### How to complete this task
Search the data below, and report every line in which "placeholder" occurs.

Data about app and page elements:
+++++
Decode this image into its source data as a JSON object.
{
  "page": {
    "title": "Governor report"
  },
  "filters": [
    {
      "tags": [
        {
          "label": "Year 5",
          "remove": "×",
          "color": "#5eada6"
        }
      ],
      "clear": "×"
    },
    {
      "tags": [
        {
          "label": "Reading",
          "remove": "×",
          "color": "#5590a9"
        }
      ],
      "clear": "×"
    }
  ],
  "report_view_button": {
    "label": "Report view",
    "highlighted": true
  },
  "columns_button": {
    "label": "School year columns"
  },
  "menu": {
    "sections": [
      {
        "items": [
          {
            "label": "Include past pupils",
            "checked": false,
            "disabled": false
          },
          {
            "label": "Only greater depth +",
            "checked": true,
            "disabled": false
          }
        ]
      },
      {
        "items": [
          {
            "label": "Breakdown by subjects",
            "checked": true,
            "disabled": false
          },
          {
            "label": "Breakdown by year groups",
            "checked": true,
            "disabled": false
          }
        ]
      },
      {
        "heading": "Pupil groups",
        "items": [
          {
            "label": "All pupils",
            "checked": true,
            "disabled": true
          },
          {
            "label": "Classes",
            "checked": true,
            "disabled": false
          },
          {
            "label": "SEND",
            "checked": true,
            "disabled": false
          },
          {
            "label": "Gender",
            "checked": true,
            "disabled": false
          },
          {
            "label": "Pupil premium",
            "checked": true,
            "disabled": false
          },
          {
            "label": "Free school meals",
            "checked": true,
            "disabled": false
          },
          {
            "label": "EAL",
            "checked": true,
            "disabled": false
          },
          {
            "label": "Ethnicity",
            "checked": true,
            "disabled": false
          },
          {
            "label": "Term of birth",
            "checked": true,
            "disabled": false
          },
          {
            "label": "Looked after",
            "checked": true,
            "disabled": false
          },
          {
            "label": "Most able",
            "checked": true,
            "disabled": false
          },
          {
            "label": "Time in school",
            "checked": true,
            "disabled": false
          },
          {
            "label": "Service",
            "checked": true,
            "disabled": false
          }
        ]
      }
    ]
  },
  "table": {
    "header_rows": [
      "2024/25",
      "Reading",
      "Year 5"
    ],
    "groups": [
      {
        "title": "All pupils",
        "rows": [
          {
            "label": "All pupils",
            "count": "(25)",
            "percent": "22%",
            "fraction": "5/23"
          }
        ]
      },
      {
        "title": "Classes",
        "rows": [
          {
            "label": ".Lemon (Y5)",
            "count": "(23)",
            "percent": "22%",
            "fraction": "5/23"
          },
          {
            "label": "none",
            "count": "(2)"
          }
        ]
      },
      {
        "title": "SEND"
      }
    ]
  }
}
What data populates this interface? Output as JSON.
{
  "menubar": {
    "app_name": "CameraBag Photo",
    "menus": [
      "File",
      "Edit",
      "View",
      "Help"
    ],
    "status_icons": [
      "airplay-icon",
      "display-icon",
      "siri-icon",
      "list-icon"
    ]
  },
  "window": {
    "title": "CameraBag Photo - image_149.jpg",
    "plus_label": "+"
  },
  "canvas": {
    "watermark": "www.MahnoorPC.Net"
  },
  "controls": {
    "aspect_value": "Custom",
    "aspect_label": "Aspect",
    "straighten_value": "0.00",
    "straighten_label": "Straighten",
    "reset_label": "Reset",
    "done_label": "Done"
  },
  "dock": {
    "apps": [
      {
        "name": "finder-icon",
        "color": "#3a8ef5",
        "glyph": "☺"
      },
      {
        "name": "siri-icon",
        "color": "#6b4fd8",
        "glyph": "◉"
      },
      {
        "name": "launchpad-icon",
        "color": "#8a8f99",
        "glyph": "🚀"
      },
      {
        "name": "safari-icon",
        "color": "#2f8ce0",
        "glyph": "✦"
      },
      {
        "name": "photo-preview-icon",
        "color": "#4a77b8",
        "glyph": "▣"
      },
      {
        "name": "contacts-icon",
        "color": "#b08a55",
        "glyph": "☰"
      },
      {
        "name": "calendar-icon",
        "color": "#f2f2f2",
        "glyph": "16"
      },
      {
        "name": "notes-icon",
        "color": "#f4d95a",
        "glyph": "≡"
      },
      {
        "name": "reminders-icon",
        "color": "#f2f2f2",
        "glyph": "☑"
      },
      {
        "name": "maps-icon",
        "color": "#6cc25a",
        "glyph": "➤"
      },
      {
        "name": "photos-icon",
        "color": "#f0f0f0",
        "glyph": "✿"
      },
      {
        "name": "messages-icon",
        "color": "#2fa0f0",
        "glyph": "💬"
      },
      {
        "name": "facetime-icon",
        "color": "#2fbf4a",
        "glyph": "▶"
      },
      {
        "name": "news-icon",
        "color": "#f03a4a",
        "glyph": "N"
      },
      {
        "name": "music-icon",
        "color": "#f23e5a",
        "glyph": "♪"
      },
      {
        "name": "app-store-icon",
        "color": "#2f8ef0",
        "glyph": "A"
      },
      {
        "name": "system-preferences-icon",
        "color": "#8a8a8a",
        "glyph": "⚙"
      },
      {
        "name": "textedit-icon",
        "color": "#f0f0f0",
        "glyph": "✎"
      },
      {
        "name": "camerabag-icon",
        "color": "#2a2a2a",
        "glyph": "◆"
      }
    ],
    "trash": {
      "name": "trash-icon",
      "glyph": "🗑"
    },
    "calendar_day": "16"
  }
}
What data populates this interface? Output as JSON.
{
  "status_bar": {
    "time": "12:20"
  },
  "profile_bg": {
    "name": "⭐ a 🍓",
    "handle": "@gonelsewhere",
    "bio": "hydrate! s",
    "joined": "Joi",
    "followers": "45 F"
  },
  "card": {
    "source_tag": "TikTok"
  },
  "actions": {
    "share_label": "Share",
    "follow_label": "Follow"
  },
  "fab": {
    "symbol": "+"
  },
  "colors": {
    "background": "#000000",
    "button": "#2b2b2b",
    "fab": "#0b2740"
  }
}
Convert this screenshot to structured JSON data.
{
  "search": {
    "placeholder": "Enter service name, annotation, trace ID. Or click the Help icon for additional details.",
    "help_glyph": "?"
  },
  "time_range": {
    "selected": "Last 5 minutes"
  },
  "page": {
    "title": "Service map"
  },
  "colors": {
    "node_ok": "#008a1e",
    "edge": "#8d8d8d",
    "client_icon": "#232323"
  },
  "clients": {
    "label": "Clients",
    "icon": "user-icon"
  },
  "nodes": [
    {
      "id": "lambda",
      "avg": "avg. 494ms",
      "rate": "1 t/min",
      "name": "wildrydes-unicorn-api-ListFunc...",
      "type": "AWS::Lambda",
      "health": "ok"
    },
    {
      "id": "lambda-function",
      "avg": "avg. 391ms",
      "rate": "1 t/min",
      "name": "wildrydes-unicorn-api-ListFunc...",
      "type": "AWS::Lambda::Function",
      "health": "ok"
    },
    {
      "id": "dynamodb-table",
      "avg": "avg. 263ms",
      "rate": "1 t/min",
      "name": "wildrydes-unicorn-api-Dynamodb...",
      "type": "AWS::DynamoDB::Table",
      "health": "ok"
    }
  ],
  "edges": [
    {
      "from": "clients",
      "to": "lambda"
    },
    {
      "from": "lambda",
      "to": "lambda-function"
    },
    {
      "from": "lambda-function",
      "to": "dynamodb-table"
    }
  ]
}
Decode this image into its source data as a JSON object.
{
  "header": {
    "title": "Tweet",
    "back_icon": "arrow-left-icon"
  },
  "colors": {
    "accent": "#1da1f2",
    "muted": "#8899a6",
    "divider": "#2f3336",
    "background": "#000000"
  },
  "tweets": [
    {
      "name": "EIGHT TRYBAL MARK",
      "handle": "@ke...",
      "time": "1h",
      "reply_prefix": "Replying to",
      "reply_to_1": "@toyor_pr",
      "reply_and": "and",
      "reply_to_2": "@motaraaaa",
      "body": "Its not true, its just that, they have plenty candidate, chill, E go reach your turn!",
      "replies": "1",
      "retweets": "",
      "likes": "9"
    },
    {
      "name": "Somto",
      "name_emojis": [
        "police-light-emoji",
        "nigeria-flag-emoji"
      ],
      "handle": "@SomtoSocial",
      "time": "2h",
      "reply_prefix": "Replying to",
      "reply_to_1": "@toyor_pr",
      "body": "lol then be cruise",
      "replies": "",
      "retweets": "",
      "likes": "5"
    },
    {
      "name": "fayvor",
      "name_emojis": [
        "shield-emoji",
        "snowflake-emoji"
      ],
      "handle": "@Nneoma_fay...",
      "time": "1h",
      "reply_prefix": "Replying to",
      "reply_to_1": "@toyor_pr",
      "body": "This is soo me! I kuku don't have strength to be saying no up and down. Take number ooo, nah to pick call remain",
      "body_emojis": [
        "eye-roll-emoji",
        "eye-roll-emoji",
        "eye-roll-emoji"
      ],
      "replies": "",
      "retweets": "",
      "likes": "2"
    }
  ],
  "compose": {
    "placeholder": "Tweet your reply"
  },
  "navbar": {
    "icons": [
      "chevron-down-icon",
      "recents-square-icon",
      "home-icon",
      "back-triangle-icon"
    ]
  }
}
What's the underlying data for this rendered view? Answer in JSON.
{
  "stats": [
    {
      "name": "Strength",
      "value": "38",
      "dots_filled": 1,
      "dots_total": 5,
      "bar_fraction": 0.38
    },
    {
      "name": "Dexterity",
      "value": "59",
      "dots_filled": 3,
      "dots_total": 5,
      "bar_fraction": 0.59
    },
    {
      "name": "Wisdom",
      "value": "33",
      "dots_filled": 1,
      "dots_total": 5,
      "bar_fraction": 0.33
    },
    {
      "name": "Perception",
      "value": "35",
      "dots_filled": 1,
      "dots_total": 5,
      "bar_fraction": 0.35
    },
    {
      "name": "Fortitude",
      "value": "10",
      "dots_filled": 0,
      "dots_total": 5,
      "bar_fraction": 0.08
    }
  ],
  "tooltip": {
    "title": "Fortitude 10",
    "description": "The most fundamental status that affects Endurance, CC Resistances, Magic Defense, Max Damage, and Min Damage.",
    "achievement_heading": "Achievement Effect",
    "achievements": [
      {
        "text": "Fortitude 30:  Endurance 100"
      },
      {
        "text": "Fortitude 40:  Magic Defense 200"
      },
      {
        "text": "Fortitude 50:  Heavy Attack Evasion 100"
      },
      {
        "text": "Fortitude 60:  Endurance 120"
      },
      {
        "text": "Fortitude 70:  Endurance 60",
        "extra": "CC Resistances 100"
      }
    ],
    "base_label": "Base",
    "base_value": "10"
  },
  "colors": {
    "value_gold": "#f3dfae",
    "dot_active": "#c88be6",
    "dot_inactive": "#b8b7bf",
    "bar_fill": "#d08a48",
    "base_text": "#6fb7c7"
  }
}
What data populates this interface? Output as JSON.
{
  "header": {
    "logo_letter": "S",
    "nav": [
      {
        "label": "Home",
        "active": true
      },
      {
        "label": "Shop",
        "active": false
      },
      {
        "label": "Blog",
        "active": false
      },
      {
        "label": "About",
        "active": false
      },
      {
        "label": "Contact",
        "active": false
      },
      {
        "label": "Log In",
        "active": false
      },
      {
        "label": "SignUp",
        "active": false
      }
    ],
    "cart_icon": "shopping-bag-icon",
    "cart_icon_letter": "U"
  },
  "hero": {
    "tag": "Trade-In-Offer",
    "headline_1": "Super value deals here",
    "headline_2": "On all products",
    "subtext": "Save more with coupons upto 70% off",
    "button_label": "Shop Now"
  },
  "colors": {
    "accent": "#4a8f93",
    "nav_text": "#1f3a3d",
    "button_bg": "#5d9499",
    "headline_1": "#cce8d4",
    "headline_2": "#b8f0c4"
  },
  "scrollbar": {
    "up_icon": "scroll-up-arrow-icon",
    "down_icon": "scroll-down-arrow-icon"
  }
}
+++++
### Result
    "placeholder": "Enter service name, annotation, trace ID. Or click the Help icon for additional details.",
    "placeholder": "Tweet your reply"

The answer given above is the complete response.